___ INFORMATION PROVIDED ___

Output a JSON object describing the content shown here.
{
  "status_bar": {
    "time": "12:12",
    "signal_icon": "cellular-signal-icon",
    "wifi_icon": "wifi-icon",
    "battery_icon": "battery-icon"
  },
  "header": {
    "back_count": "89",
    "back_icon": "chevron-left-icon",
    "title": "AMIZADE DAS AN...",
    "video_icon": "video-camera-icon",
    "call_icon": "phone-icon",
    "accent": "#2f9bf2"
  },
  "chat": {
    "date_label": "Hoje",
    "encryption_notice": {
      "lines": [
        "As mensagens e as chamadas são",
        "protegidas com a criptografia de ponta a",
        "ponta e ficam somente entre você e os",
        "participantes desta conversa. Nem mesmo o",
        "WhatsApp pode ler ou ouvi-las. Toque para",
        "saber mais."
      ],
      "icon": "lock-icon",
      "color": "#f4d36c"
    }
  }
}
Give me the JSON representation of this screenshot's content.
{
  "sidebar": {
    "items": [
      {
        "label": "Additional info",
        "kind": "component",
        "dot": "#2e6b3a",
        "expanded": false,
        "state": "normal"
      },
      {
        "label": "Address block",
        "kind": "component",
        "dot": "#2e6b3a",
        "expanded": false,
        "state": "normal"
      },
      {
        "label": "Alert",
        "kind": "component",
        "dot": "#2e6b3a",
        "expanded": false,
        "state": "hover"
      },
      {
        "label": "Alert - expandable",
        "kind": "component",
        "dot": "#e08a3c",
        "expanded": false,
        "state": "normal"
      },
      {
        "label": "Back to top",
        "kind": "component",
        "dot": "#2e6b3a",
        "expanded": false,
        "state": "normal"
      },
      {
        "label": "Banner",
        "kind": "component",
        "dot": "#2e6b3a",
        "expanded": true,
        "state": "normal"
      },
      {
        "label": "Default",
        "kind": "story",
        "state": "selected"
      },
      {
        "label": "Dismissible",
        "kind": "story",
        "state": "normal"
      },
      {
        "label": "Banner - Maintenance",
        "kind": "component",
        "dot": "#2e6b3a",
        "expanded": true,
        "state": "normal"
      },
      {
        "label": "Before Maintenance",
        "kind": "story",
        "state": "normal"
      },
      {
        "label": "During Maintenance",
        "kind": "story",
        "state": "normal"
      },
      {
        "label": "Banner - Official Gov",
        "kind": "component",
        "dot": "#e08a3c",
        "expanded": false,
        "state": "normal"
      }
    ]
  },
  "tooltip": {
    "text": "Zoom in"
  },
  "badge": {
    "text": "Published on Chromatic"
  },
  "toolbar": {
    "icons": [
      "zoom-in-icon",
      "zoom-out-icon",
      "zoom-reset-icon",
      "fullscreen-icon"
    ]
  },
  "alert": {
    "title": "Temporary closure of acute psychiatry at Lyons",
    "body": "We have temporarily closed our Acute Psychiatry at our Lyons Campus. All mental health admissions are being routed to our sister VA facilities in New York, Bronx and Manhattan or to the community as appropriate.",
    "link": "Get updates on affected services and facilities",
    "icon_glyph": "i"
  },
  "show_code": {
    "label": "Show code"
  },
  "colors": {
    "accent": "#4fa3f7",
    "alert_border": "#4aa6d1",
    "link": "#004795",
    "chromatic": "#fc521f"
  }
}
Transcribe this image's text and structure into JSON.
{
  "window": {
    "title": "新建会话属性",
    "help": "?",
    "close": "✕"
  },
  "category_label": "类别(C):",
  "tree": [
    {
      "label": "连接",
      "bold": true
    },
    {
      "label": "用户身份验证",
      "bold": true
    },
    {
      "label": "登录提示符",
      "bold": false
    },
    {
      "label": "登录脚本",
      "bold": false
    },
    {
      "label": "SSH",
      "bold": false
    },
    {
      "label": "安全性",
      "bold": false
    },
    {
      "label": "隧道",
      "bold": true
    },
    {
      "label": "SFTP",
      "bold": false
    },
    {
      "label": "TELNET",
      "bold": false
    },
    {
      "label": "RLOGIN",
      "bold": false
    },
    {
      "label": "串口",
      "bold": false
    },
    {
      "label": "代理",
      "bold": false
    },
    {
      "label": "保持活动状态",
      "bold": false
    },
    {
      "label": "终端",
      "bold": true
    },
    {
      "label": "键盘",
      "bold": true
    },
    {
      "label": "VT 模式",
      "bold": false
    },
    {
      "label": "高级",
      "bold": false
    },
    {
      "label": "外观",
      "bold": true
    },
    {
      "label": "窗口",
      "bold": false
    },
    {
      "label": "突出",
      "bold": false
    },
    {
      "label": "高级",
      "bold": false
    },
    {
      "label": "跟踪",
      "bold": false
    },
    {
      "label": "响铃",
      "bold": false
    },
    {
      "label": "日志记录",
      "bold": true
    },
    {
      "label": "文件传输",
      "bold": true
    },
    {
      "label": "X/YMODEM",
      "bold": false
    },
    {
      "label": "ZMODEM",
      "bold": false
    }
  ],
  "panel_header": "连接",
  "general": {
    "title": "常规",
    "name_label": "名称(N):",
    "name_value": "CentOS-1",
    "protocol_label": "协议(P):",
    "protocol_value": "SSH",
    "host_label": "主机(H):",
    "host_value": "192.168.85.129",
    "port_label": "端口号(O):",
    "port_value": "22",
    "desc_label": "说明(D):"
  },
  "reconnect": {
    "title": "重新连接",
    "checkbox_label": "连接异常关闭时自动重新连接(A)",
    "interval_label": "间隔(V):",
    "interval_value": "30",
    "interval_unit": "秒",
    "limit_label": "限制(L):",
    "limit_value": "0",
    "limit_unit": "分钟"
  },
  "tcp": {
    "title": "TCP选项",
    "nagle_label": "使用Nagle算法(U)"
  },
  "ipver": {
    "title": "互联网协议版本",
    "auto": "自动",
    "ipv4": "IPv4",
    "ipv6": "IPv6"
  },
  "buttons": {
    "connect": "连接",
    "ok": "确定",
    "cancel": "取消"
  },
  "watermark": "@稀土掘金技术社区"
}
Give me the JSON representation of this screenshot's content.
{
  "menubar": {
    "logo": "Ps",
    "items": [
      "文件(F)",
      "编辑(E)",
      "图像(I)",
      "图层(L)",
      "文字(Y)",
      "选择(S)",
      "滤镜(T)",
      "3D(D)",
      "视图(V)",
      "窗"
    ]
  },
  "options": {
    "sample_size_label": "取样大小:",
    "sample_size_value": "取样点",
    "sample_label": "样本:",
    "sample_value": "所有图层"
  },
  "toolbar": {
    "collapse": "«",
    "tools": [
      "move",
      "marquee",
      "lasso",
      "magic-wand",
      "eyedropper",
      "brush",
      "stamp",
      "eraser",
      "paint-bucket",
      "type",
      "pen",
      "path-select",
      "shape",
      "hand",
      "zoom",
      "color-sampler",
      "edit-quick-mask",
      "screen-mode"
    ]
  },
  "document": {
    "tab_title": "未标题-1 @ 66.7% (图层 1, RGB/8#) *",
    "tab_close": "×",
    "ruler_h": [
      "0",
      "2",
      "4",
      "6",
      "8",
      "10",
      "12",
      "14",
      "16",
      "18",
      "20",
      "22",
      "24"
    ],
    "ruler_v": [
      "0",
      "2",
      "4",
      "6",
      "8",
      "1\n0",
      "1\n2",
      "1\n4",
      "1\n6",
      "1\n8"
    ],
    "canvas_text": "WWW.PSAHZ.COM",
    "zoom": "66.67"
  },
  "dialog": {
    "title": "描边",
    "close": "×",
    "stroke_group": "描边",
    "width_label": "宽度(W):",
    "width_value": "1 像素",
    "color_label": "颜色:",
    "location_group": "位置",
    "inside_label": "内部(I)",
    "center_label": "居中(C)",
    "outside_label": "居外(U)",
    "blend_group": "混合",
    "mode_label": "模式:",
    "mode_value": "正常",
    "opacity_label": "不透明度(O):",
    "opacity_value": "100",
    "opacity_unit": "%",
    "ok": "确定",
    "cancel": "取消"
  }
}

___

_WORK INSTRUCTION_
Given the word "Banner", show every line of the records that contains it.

_WRITTEN REPLY_
        "label": "Banner",
        "label": "Banner - Maintenance",
        "label": "Banner - Official Gov",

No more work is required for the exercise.